The divergence theorem states that the overall (net) flux through the surface of an object equals the summation of all the changes in flux inside the object. Stated more formally, the net flux through a closed surface equals the sum of all the changes in flux throughout the volume enclosed by the surface.
In mathematical terms, the divergence theorem establishes that the volume integral (triple integral) of the derivative (divergence) of a vector function over a three-dimensional shape (V) equals the double integral of the perpendicular component of same function with respect to a two-dimensional surface that encloses the space (S):
For example, the volume integral of the electric field caused by a charge within an electric sphere equals the surface integral of that same field.

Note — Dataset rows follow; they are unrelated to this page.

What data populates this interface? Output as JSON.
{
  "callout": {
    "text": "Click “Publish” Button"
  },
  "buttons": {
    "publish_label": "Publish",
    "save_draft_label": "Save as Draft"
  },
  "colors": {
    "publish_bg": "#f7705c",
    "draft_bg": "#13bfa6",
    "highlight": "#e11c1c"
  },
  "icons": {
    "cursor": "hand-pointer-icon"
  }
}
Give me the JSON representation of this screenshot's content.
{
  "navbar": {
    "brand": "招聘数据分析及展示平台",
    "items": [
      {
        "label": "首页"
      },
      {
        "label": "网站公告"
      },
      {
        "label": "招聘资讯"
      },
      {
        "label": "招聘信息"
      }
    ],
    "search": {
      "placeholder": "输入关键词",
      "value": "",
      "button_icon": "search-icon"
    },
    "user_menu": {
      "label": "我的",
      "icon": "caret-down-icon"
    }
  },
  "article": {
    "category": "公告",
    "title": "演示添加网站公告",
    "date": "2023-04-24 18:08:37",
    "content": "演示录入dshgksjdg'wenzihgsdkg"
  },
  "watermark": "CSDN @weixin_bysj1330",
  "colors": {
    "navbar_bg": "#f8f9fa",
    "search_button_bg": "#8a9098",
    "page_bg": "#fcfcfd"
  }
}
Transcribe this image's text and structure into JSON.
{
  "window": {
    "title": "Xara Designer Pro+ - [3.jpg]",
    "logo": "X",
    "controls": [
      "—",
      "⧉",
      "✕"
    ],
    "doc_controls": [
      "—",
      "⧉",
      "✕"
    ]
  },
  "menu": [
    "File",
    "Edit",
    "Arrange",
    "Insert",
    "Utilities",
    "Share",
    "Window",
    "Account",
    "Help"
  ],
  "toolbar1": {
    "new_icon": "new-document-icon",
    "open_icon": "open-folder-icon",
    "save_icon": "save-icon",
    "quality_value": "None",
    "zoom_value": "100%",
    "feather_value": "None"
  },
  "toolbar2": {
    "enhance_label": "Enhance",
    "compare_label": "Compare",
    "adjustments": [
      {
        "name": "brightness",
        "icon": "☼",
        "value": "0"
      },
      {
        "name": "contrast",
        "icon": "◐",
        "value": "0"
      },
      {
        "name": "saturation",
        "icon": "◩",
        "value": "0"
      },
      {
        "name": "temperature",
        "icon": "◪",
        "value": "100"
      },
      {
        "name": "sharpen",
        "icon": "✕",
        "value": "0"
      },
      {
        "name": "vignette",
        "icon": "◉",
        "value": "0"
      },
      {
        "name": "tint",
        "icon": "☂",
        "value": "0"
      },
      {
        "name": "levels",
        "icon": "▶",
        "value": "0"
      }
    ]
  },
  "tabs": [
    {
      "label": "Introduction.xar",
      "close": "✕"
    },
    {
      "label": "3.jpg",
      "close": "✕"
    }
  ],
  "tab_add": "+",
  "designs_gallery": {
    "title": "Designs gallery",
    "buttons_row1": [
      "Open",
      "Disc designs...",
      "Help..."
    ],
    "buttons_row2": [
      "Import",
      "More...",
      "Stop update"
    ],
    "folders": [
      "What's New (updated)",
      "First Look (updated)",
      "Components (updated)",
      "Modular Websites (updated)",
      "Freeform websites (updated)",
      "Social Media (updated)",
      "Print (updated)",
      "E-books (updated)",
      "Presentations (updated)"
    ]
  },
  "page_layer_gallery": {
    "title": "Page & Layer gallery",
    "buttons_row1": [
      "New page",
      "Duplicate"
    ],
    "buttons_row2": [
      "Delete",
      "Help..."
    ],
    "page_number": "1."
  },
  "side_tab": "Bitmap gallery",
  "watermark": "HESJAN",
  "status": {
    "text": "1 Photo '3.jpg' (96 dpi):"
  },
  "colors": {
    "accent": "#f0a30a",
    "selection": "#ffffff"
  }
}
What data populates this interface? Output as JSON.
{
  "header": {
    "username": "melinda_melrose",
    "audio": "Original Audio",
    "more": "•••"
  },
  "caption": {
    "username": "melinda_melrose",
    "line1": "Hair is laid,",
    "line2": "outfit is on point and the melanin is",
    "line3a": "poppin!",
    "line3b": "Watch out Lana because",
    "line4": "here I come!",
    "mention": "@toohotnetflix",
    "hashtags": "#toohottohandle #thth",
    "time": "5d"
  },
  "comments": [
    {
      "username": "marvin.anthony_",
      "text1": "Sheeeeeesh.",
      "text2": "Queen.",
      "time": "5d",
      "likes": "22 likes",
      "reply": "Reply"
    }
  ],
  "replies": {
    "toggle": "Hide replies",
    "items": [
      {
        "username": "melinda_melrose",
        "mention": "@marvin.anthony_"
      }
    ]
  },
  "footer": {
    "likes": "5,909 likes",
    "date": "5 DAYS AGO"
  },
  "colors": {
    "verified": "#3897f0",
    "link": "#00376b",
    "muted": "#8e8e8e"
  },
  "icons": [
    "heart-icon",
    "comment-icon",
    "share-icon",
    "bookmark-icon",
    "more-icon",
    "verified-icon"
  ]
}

This is also known as the Gauss Theorem (1813), and it is the simplest of the three main integral theorems in advanced or multivariable calculus, the other two being Green's Theorem (1825) and Stokes' Theorem (1850).